Search Intent

Search intent is used to describe the purpose of a user making an online search. It’s the reason why someone conducts a specific search.

Surfer identifies 4 categories of search intent which you can write content around; Local, Customer Investigation, Informational, and shopping. You can filter the topic clusters based on the search intent you would like to write content and dominate.

Finding the correct search intent is important in SEO because not only does it help you focus on a particular audience, but it also helps your evaluate your chances of ranking for a keyword. Read more about how Surfer uses Search Intent to help you rank in our blog.

Search Volume

It is a measure that displays how many people are searching for a specific keyword. Search volume is an important factor to consider when developing your content strategy, as it indicates how popular a given keyword is. The best keywords are those that have a high search volume and minimal competition.

Keyword Difficulty

Keyword Difficulty is a metric that measures how hard or easy it would be to rank your page on Google for a specific keyword. This metric runs from 1 to 10, 10 denoting the highest difficulty and 1 being easy.

You can also filter topic clusters by Keyword Difficulty to find those cluster keywords which are easier to rank for.

Connect Google Search Console to find missing clusters and Relative Keyword Difficulty

The recent update brings a great feature - the ability to cross data from Google Search Console with Keyword Research.

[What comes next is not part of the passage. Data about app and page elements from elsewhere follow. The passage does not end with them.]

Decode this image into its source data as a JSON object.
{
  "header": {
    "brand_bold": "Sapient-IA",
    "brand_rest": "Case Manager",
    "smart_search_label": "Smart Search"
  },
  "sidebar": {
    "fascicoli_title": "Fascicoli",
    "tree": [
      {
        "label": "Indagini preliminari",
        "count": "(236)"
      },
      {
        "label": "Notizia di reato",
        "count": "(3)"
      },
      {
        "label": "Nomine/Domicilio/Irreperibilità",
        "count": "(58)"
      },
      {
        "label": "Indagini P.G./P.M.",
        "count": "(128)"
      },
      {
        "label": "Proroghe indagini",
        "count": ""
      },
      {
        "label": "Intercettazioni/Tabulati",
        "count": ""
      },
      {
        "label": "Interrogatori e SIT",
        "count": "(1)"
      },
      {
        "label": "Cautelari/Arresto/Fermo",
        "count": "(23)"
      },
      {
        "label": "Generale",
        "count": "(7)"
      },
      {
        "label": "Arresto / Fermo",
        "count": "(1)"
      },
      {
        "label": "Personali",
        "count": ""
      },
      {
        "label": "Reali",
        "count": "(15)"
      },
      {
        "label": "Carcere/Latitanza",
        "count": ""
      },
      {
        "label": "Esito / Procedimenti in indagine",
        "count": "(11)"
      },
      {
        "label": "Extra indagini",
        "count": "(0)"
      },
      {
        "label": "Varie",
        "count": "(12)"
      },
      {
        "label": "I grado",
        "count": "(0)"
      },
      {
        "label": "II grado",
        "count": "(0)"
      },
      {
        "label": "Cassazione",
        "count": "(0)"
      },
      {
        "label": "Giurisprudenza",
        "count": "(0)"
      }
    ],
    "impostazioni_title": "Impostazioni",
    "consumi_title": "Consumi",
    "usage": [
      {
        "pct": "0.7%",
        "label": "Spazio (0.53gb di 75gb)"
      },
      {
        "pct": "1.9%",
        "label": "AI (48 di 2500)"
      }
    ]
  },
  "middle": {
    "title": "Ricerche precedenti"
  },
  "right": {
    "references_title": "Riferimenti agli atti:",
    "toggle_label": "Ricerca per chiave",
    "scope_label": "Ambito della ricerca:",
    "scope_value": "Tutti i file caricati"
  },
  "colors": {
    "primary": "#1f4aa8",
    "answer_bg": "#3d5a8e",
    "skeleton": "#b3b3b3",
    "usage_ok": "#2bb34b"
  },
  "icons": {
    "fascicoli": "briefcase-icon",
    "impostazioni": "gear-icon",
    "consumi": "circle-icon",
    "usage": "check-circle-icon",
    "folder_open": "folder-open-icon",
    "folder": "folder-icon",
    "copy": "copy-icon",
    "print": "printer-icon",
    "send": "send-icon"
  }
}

It reveals all the critical clusters that you are not ranking for yet. We sort the topics by their relevance to your domain.

The new "Missing" tab is your prioritized list of articles you should consider adding to your website.

image__4_.png

Relative Keyword Difficulty is a metric that helps you understand if it will be hard to rank for a specific cluster on your domain.

Relative keyword difficulty considers your domain's strength and checks whether the difficulty is Easy, Medium, or Hard.

How to create a Content Editor for a topic of your choice?

To identify the most attractive topics for your site, you can find the following data for the URL-level topic clusters:

  • Main keyword

  • List of secondary keywords

  • Total monthly search volume of all keywords (MSV)

  • Monthly search volume per single keyword

Go into the detailed view to see the monthly search volume per a single keyword. From this place, you will be able to create a multi-analysis Content Editor query. By default, Surfer selects all keywords to run the multi-analysis but you also have the option to exclude some keywords if you choose to.

Once the Content Editor is ready, you will see 3 dots in your cluster details and in the main view of the domain-level topic cluster. Then select the 3 dots and "Open Content Editor", you should be directed to the respective content editor where you can start optimizing your content!

You can access the new Content Editor query from the main Content Editor dashboard as well:

Additional Resources

Surfer Knowledge Base

Surfer Blog

Surfer YouTube

Did this answer your question?